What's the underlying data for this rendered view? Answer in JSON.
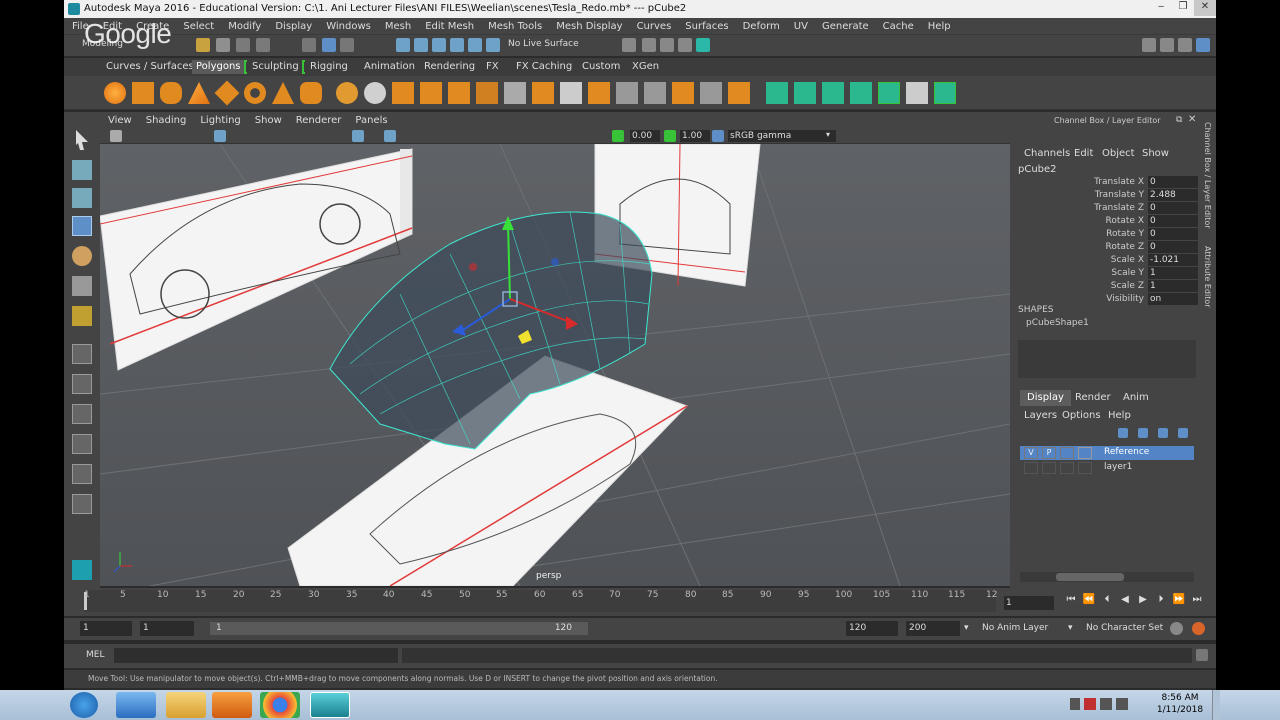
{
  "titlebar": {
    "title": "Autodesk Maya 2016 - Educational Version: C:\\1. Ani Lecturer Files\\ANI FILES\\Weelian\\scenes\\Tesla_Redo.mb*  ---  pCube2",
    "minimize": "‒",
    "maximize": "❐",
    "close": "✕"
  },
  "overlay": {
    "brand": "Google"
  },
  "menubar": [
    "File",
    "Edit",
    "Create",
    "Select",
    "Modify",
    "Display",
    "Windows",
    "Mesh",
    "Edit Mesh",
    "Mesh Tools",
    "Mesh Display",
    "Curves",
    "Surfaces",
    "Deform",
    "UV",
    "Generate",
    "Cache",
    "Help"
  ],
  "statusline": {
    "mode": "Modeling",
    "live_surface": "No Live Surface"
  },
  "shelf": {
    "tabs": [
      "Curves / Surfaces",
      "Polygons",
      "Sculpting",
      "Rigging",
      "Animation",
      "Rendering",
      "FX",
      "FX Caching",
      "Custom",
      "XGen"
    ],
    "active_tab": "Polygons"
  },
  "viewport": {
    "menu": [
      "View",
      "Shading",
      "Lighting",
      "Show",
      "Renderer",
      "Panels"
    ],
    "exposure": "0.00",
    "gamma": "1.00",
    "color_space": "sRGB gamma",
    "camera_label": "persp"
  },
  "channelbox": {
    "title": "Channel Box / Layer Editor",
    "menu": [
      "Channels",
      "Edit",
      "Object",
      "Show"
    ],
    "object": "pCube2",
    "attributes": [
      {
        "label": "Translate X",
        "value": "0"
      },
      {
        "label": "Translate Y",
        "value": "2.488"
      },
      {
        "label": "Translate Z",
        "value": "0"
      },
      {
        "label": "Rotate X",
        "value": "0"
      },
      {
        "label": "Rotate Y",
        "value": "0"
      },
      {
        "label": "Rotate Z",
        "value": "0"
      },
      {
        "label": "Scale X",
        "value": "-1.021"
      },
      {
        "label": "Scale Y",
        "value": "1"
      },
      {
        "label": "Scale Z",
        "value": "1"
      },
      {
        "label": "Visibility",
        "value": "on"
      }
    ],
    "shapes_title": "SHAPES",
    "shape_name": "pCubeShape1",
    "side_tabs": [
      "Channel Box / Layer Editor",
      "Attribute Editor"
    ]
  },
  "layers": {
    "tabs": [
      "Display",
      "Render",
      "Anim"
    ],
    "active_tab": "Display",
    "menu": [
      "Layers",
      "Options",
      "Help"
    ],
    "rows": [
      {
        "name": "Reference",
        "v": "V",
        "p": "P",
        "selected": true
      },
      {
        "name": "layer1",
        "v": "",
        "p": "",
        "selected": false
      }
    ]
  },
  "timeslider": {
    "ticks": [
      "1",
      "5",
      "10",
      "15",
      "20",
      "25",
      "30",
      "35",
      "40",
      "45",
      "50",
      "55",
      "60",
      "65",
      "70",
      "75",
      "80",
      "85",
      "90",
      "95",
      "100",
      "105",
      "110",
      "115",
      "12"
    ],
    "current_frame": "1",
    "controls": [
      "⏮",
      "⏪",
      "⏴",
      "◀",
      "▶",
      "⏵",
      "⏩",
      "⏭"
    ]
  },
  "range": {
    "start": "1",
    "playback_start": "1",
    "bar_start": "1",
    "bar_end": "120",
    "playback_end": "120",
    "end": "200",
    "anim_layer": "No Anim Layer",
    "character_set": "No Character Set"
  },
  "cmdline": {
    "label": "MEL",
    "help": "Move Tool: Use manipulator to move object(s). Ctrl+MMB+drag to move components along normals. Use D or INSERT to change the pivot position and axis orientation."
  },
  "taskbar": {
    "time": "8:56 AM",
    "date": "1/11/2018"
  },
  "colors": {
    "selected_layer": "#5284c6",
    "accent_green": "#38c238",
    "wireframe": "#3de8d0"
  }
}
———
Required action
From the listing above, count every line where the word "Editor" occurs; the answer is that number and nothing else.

Response
3